#### RECORDS SUPPLIED:
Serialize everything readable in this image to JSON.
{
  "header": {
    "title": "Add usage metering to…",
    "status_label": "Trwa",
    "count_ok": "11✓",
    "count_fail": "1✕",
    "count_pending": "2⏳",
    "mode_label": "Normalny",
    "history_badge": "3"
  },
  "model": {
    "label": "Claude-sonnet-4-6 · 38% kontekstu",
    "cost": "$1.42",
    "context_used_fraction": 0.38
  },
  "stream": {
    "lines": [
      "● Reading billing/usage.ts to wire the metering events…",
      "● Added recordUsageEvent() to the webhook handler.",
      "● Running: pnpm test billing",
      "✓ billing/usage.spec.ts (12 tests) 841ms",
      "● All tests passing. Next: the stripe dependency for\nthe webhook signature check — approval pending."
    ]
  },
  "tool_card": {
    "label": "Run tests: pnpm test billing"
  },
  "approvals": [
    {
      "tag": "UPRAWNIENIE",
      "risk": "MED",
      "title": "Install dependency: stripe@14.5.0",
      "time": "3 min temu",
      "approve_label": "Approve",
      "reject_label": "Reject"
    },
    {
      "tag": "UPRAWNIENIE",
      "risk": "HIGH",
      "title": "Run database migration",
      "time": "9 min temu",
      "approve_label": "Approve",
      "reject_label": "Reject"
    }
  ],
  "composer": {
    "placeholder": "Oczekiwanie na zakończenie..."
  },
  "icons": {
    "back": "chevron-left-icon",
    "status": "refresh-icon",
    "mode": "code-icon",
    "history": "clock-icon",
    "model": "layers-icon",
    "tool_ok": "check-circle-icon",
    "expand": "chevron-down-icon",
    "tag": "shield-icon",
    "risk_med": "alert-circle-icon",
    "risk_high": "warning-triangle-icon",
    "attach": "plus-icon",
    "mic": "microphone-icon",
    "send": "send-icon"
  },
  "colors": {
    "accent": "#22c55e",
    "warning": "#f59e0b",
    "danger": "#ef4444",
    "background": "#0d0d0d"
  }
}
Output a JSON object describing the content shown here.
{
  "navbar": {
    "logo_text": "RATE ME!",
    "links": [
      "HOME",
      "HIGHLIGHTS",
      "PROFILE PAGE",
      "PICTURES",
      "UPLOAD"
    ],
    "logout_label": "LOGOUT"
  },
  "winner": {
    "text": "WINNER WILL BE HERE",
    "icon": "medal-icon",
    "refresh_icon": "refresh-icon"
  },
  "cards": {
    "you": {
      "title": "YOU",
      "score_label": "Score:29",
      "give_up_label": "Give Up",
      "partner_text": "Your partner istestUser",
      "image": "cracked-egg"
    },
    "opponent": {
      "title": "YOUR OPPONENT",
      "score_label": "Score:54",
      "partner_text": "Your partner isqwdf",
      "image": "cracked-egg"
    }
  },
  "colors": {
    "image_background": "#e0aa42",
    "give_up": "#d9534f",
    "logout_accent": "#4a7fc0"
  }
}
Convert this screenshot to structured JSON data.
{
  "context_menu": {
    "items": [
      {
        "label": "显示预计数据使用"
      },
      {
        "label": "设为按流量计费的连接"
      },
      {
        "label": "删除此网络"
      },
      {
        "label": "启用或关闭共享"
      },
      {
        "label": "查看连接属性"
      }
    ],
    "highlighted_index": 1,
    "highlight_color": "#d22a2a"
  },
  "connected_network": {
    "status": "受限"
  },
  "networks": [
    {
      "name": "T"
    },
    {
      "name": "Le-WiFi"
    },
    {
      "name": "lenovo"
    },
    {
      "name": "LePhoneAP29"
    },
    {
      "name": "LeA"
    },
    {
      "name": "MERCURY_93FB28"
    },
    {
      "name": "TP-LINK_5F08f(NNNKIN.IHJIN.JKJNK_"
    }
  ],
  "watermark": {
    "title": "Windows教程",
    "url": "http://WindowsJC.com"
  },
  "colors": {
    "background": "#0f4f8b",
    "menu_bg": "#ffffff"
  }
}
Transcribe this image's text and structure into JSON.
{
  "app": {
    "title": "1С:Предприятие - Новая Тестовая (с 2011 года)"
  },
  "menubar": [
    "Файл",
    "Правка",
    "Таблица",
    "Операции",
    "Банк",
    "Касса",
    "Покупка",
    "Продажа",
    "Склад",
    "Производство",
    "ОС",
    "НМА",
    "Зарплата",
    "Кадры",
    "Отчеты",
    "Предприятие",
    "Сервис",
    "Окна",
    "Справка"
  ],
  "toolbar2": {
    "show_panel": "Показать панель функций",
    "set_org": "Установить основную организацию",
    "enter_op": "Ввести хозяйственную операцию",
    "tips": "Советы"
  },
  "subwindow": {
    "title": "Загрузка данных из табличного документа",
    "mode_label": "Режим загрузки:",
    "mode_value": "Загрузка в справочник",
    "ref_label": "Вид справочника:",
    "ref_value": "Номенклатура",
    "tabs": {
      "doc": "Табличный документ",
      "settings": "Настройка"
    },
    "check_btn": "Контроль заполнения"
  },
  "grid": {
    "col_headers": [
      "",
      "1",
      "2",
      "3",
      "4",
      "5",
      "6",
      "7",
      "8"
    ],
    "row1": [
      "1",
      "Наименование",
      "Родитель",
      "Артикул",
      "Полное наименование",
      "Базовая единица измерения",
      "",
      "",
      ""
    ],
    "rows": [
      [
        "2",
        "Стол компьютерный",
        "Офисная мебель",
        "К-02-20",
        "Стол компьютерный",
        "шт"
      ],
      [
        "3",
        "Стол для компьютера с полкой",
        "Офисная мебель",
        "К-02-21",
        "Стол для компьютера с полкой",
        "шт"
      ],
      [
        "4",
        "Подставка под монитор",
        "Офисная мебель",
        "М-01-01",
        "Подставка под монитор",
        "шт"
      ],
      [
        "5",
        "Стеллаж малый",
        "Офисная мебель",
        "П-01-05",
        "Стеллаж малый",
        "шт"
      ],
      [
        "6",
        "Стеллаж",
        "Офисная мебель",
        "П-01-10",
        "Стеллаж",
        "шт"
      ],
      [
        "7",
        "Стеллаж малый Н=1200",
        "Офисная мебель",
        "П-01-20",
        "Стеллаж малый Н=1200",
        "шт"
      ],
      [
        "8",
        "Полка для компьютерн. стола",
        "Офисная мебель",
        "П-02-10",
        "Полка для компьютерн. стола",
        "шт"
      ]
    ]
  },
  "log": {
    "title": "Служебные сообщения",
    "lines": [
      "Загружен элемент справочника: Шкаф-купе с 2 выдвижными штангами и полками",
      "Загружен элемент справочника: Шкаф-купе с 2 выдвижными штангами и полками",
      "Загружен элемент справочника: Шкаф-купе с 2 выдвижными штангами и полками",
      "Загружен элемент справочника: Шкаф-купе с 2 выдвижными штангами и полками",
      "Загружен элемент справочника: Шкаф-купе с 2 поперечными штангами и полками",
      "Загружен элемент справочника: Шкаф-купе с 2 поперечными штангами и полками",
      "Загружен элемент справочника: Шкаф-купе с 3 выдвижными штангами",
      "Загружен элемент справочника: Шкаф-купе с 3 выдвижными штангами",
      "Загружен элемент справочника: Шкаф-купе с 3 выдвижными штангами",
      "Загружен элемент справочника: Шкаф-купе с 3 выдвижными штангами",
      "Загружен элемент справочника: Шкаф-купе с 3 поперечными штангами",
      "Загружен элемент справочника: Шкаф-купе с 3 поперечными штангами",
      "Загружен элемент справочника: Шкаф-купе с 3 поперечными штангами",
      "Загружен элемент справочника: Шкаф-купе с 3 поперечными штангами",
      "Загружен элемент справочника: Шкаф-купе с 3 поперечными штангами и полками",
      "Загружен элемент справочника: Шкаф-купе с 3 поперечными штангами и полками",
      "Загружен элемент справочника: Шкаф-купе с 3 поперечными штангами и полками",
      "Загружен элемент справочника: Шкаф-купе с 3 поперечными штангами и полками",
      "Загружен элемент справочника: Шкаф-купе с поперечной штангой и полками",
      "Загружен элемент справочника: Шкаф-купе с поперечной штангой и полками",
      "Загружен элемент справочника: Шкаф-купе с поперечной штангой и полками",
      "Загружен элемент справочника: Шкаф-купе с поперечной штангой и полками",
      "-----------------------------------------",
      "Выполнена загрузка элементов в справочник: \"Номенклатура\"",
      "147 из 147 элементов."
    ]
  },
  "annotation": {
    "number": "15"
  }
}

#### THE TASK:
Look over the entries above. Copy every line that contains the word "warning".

#### TASK RESULT:
    "risk_high": "warning-triangle-icon",
    "warning": "#f59e0b",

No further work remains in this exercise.